When I counsel couples who want to get married, I always tell them that marriage is a lot of work, and they always smile and say, “Yes, we know.” It’s almost a ritual, but you have to at least warn them even if they have no categories to understand what you mean. There’s hard work and then there’s hard work. The hard work of marriage is the work of taking off your mask, of becoming naked before one another. The real labor of this stripping away of your false selves is to do it lovingly. That is, much of what I think and feel should not be said with the force and vocabulary with which I think or feel it. I must speak in ways that build up and encourage, not tear down.

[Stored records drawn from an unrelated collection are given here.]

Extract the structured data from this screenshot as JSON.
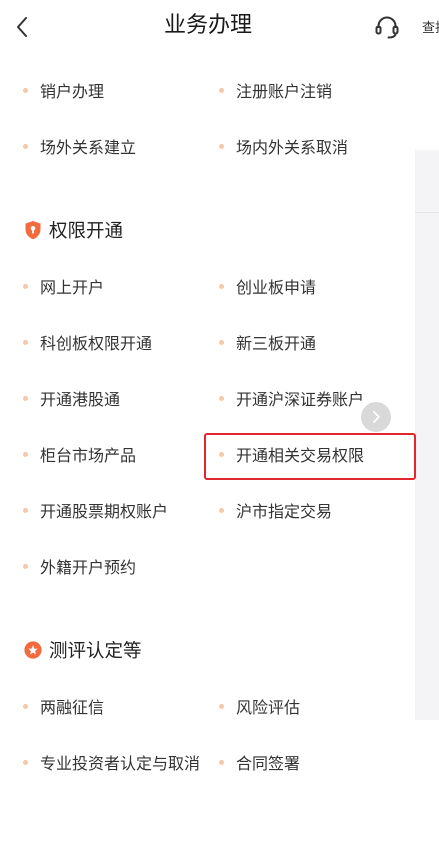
{
  "header": {
    "back_icon": "chevron-left-icon",
    "title": "业务办理",
    "support_icon": "headset-icon",
    "search_label": "查找"
  },
  "colors": {
    "accent": "#f26a3d",
    "highlight": "#e3262b",
    "bullet": "#f7c7a6",
    "text": "#333333"
  },
  "groups": [
    {
      "items": [
        {
          "label": "销户办理"
        },
        {
          "label": "注册账户注销"
        },
        {
          "label": "场外关系建立"
        },
        {
          "label": "场内外关系取消"
        }
      ]
    },
    {
      "title": "权限开通",
      "icon": "shield-icon",
      "items": [
        {
          "label": "网上开户"
        },
        {
          "label": "创业板申请"
        },
        {
          "label": "科创板权限开通"
        },
        {
          "label": "新三板开通"
        },
        {
          "label": "开通港股通"
        },
        {
          "label": "开通沪深证券账户"
        },
        {
          "label": "柜台市场产品"
        },
        {
          "label": "开通相关交易权限",
          "highlighted": true
        },
        {
          "label": "开通股票期权账户"
        },
        {
          "label": "沪市指定交易"
        },
        {
          "label": "外籍开户预约"
        }
      ]
    },
    {
      "title": "测评认定等",
      "icon": "badge-icon",
      "items": [
        {
          "label": "两融征信"
        },
        {
          "label": "风险评估"
        },
        {
          "label": "专业投资者认定与取消"
        },
        {
          "label": "合同签署"
        }
      ]
    }
  ],
  "floating_button": {
    "icon": "chevron-right-icon"
  }
}
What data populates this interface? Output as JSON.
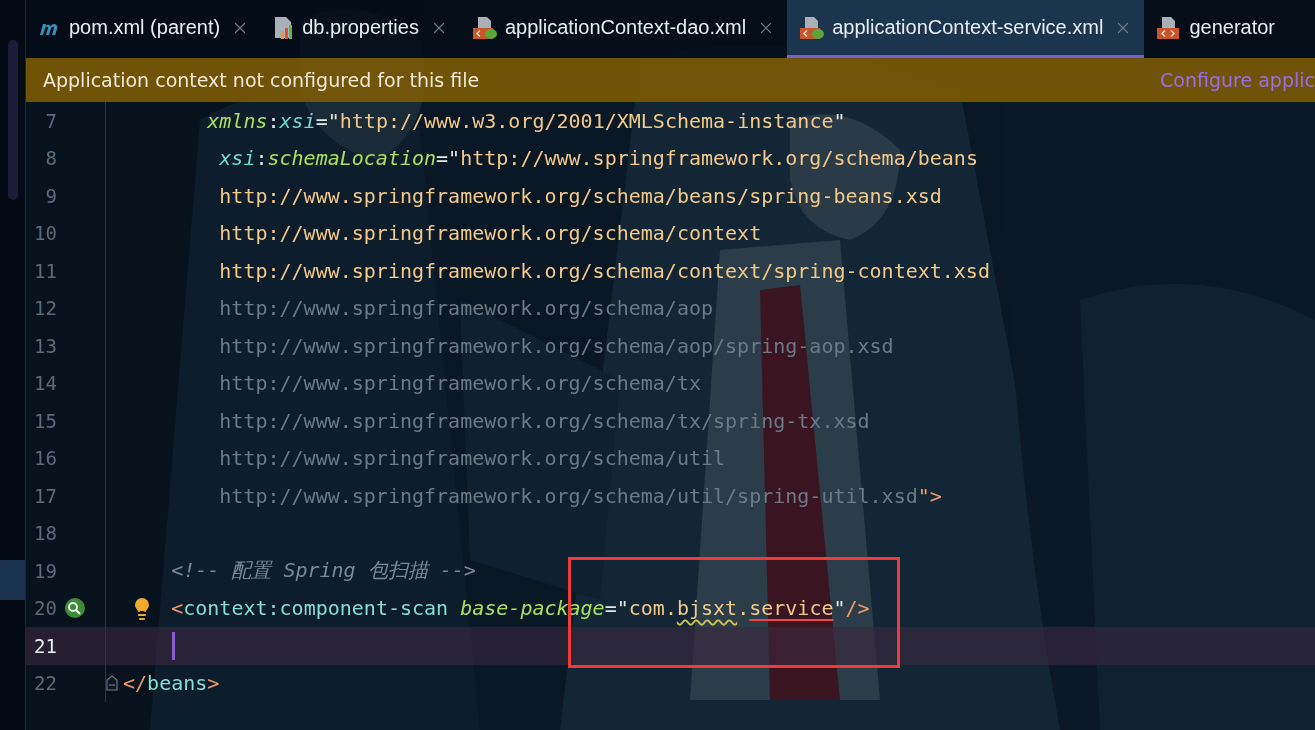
{
  "tabs": [
    {
      "label": "pom.xml (parent)",
      "kind": "maven",
      "selected": false,
      "closable": true
    },
    {
      "label": "db.properties",
      "kind": "properties",
      "selected": false,
      "closable": true
    },
    {
      "label": "applicationContext-dao.xml",
      "kind": "spring-xml",
      "selected": false,
      "closable": true
    },
    {
      "label": "applicationContext-service.xml",
      "kind": "spring-xml",
      "selected": true,
      "closable": true
    },
    {
      "label": "generator",
      "kind": "xml",
      "selected": false,
      "closable": false
    }
  ],
  "banner": {
    "message": "Application context not configured for this file",
    "link": "Configure applic"
  },
  "editor": {
    "lines": [
      {
        "number": "7",
        "kind": "code",
        "current": false,
        "tokens": [
          {
            "text": "       xmlns",
            "kind": "attr"
          },
          {
            "text": ":",
            "kind": "punct"
          },
          {
            "text": "xsi",
            "kind": "ns"
          },
          {
            "text": "=\"",
            "kind": "punct"
          },
          {
            "text": "http://www.w3.org/2001/XMLSchema-instance",
            "kind": "string"
          },
          {
            "text": "\"",
            "kind": "punct"
          }
        ]
      },
      {
        "number": "8",
        "kind": "code",
        "current": false,
        "tokens": [
          {
            "text": "        xsi",
            "kind": "ns"
          },
          {
            "text": ":",
            "kind": "punct"
          },
          {
            "text": "schemaLocation",
            "kind": "attr"
          },
          {
            "text": "=\"",
            "kind": "punct"
          },
          {
            "text": "http://www.springframework.org/schema/beans",
            "kind": "string"
          }
        ]
      },
      {
        "number": "9",
        "kind": "code",
        "current": false,
        "tokens": [
          {
            "text": "        http://www.springframework.org/schema/beans/spring-beans.xsd",
            "kind": "string"
          }
        ]
      },
      {
        "number": "10",
        "kind": "code",
        "current": false,
        "tokens": [
          {
            "text": "        http://www.springframework.org/schema/context",
            "kind": "string"
          }
        ]
      },
      {
        "number": "11",
        "kind": "code",
        "current": false,
        "tokens": [
          {
            "text": "        http://www.springframework.org/schema/context/spring-context.xsd",
            "kind": "string"
          }
        ]
      },
      {
        "number": "12",
        "kind": "code",
        "current": false,
        "tokens": [
          {
            "text": "        http://www.springframework.org/schema/aop",
            "kind": "unused"
          }
        ]
      },
      {
        "number": "13",
        "kind": "code",
        "current": false,
        "tokens": [
          {
            "text": "        http://www.springframework.org/schema/aop/spring-aop.xsd",
            "kind": "unused"
          }
        ]
      },
      {
        "number": "14",
        "kind": "code",
        "current": false,
        "tokens": [
          {
            "text": "        http://www.springframework.org/schema/tx",
            "kind": "unused"
          }
        ]
      },
      {
        "number": "15",
        "kind": "code",
        "current": false,
        "tokens": [
          {
            "text": "        http://www.springframework.org/schema/tx/spring-tx.xsd",
            "kind": "unused"
          }
        ]
      },
      {
        "number": "16",
        "kind": "code",
        "current": false,
        "tokens": [
          {
            "text": "        http://www.springframework.org/schema/util",
            "kind": "unused"
          }
        ]
      },
      {
        "number": "17",
        "kind": "code",
        "current": false,
        "tokens": [
          {
            "text": "        http://www.springframework.org/schema/util/spring-util.xsd",
            "kind": "unused"
          },
          {
            "text": "\">",
            "kind": "bracket"
          }
        ]
      },
      {
        "number": "18",
        "kind": "code",
        "current": false
      },
      {
        "number": "19",
        "kind": "code",
        "current": false,
        "tokens": [
          {
            "text": "    <!-- 配置 Spring 包扫描 -->",
            "kind": "comment"
          }
        ]
      },
      {
        "number": "20",
        "kind": "bean-hint",
        "current": false,
        "tokens": [
          {
            "text": "    <",
            "kind": "bracket"
          },
          {
            "text": "context:component-scan ",
            "kind": "tag"
          },
          {
            "text": "base-package",
            "kind": "attr"
          },
          {
            "text": "=\"",
            "kind": "punct"
          },
          {
            "text": "com.",
            "kind": "string"
          },
          {
            "text": "bjsxt",
            "kind": "typo"
          },
          {
            "text": ".",
            "kind": "string"
          },
          {
            "text": "service",
            "kind": "error"
          },
          {
            "text": "\"",
            "kind": "punct"
          },
          {
            "text": "/>",
            "kind": "bracket"
          }
        ]
      },
      {
        "number": "21",
        "kind": "code",
        "current": true
      },
      {
        "number": "22",
        "kind": "fold-end",
        "current": false,
        "tokens": [
          {
            "text": "</",
            "kind": "bracket"
          },
          {
            "text": "beans",
            "kind": "tag"
          },
          {
            "text": ">",
            "kind": "bracket"
          }
        ]
      }
    ]
  }
}
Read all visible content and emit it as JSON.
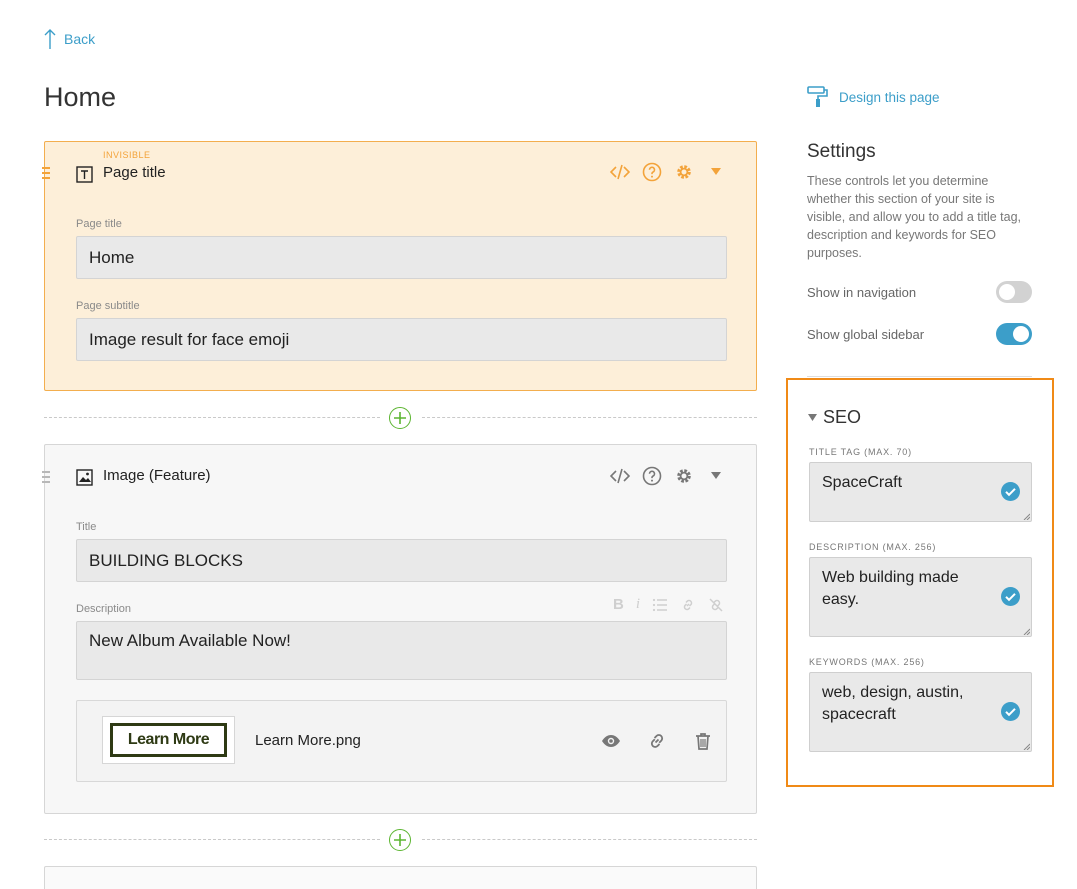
{
  "nav": {
    "back_label": "Back"
  },
  "page": {
    "title": "Home"
  },
  "blocks": [
    {
      "status": "INVISIBLE",
      "name": "Page title",
      "fields": [
        {
          "label": "Page title",
          "value": "Home"
        },
        {
          "label": "Page subtitle",
          "value": "Image result for face emoji"
        }
      ]
    },
    {
      "name": "Image (Feature)",
      "fields": [
        {
          "label": "Title",
          "value": "BUILDING BLOCKS"
        },
        {
          "label": "Description",
          "value": "New Album Available Now!"
        }
      ],
      "file": {
        "thumb_text": "Learn More",
        "name": "Learn More.png"
      }
    }
  ],
  "sidebar": {
    "design_link": "Design this page",
    "settings_title": "Settings",
    "settings_desc": "These controls let you determine whether this section of your site is visible, and allow you to add a title tag, description and keywords for SEO purposes.",
    "toggles": [
      {
        "label": "Show in navigation",
        "state": "off"
      },
      {
        "label": "Show global sidebar",
        "state": "on"
      }
    ],
    "seo": {
      "title": "SEO",
      "fields": [
        {
          "label": "TITLE TAG (MAX. 70)",
          "value": "SpaceCraft"
        },
        {
          "label": "DESCRIPTION (MAX. 256)",
          "value": "Web building made easy."
        },
        {
          "label": "KEYWORDS (MAX. 256)",
          "value": "web, design, austin, spacecraft"
        }
      ]
    }
  },
  "colors": {
    "accent": "#3c9ec9",
    "warning": "#f3a33a",
    "highlight": "#f08a17",
    "add": "#5cb531"
  }
}
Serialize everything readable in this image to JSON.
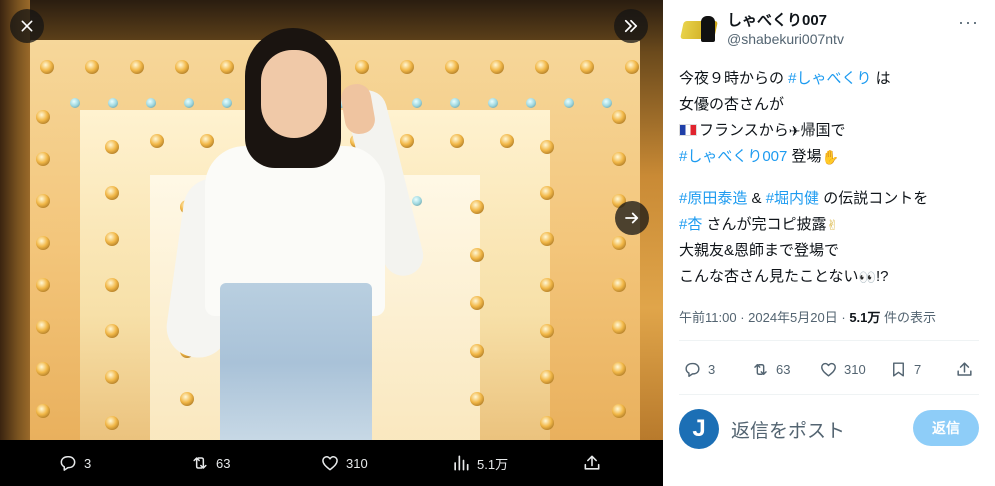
{
  "media_viewer": {
    "close_icon": "close-icon",
    "collapse_icon": "double-chevron-right-icon",
    "next_icon": "arrow-right-icon",
    "actions": {
      "reply_count": "3",
      "retweet_count": "63",
      "like_count": "310",
      "views_count": "5.1万"
    }
  },
  "tweet": {
    "author": {
      "display_name": "しゃべくり007",
      "handle": "@shabekuri007ntv"
    },
    "text": {
      "l1_pre": "今夜９時からの ",
      "l1_tag": "#しゃべくり",
      "l1_post": " は",
      "l2": "女優の杏さんが",
      "l3_a": "フランスから",
      "l3_b": "帰国で",
      "l4_tag": "#しゃべくり007",
      "l4_post": " 登場",
      "l5_tag1": "#原田泰造",
      "l5_mid": " & ",
      "l5_tag2": "#堀内健",
      "l5_post": " の伝説コントを",
      "l6_tag": "#杏",
      "l6_post": " さんが完コピ披露",
      "l7": "大親友&恩師まで登場で",
      "l8_a": "こんな杏さん見たことない",
      "l8_b": "!?"
    },
    "meta": {
      "time": "午前11:00",
      "sep": " · ",
      "date": "2024年5月20日",
      "sep2": " · ",
      "views": "5.1万",
      "views_label": " 件の表示"
    },
    "actions": {
      "reply_count": "3",
      "retweet_count": "63",
      "like_count": "310",
      "bookmark_count": "7"
    },
    "reply": {
      "avatar_letter": "J",
      "placeholder": "返信をポスト",
      "button_label": "返信"
    }
  },
  "colors": {
    "accent": "#1d9bf0",
    "reply_button": "#8ecdf8",
    "secondary_text": "#536471"
  }
}
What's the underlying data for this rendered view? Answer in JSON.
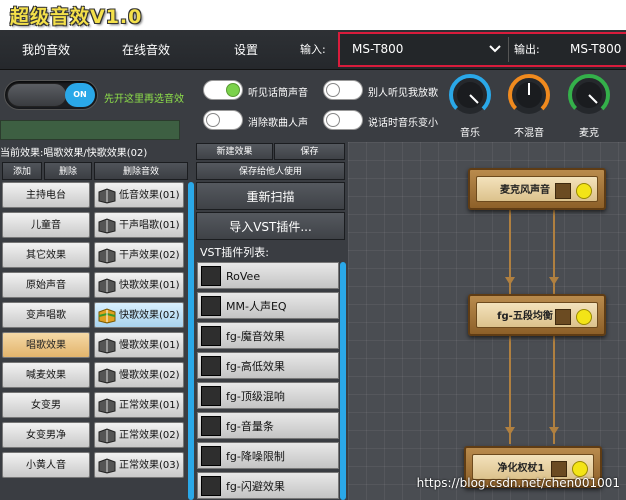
{
  "title": "超级音效V1.0",
  "nav": {
    "my_effects": "我的音效",
    "online_effects": "在线音效",
    "settings": "设置"
  },
  "io": {
    "input_label": "输入:",
    "input_device": "MS-T800",
    "output_label": "输出:",
    "output_device": "MS-T800"
  },
  "master_toggle": {
    "state": "ON"
  },
  "hint": "先开这里再选音效",
  "switches": [
    {
      "label": "听见话筒声音",
      "on": true
    },
    {
      "label": "别人听见我放歌",
      "on": false
    },
    {
      "label": "消除歌曲人声",
      "on": false
    },
    {
      "label": "说话时音乐变小",
      "on": false
    }
  ],
  "gauges": [
    {
      "label": "音乐",
      "color": "#2aa8e8"
    },
    {
      "label": "不混音",
      "color": "#f08a1e"
    },
    {
      "label": "麦克",
      "color": "#34b04a"
    }
  ],
  "current_effect": "当前效果:唱歌效果/快歌效果(02)",
  "list_buttons": {
    "add": "添加",
    "delete": "删除",
    "remove_effect": "删除音效"
  },
  "action_buttons": {
    "new_effect": "新建效果",
    "save": "保存",
    "save_for_others": "保存给他人使用",
    "rescan": "重新扫描",
    "import_vst": "导入VST插件..."
  },
  "categories": [
    "主持电台",
    "儿童音",
    "其它效果",
    "原始声音",
    "变声唱歌",
    "唱歌效果",
    "喊麦效果",
    "女变男",
    "女变男净",
    "小黄人音"
  ],
  "effects": [
    "低音效果(01)",
    "干声唱歌(01)",
    "干声效果(02)",
    "快歌效果(01)",
    "快歌效果(02)",
    "慢歌效果(01)",
    "慢歌效果(02)",
    "正常效果(01)",
    "正常效果(02)",
    "正常效果(03)"
  ],
  "vst_title": "VST插件列表:",
  "vst_plugins": [
    "RoVee",
    "MM-人声EQ",
    "fg-魔音效果",
    "fg-高低效果",
    "fg-顶级混响",
    "fg-音量条",
    "fg-降噪限制",
    "fg-闪避效果"
  ],
  "chain_nodes": [
    "麦克风声音",
    "fg-五段均衡",
    "净化权杖1"
  ],
  "watermark": "https://blog.csdn.net/chen001001"
}
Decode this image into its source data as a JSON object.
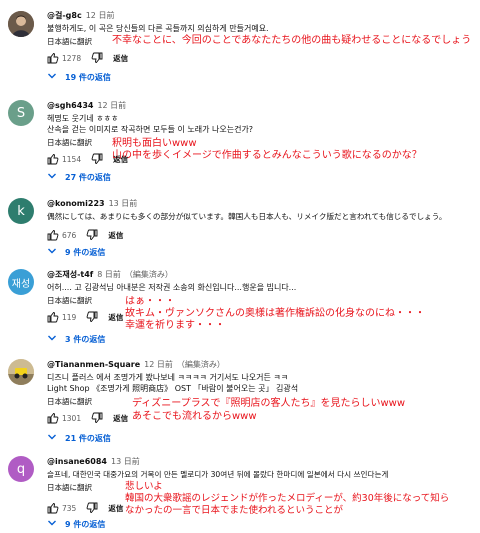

This is the hard work. Mostly we learn through mistakes. We speak and then realize what was heard was not what we intended to say. Sometimes, if we are really lucky, we have a role model, someone whose marriage or family we admire. We can learn too from them, but mostly it is trial and error. I don’t think there is any way around it. You try, you hurt and are hurt, and you forgive and try again.
This process of learning to love those whom we love can get stalled quite easily. It is easier just to put up a mask than to risk the hurt of trying to communicate lovingly. The meaning of nakedness is lost, the nakedness in the Garden of Eden. Even if you have no clothes on, you are not naked if you are wearing a mask. Marriages may last for years, two masks relating to one another, tolerating on another, enduring one another. We are wounded people who end up wounding those we love most. Lord have mercy!
And yet salvation is possible, even in marriage, even in this day and age. The me at the center must put on Christ in order to be myself. But putting on Christ is not an ecstatic religious experience. It is the hard work of putting on kindness when I don’t feel kind. It is speaking gently when I don’t feel gentle. It is suffering a little longer when I am tired of suffering (i.e. patience). “Wait!” I hear screamed from the other side of my computer screen, “I thought I was supposed to be myself and to take off masks. Now you’re telling me to put on Christ.” Ironic, isn’t it? By putting on faithfulness, joy, meekness, etc. I become more myself, and my masks melt away. By carefully clothing my words and actions in goodness, kindness, patience, self control and meekness (humility), I find that I am able to be myself in ways that do not hurt those around me. By clothing myself in Christ, I become naked—naked like Adam and Eve in the Garden before the fall.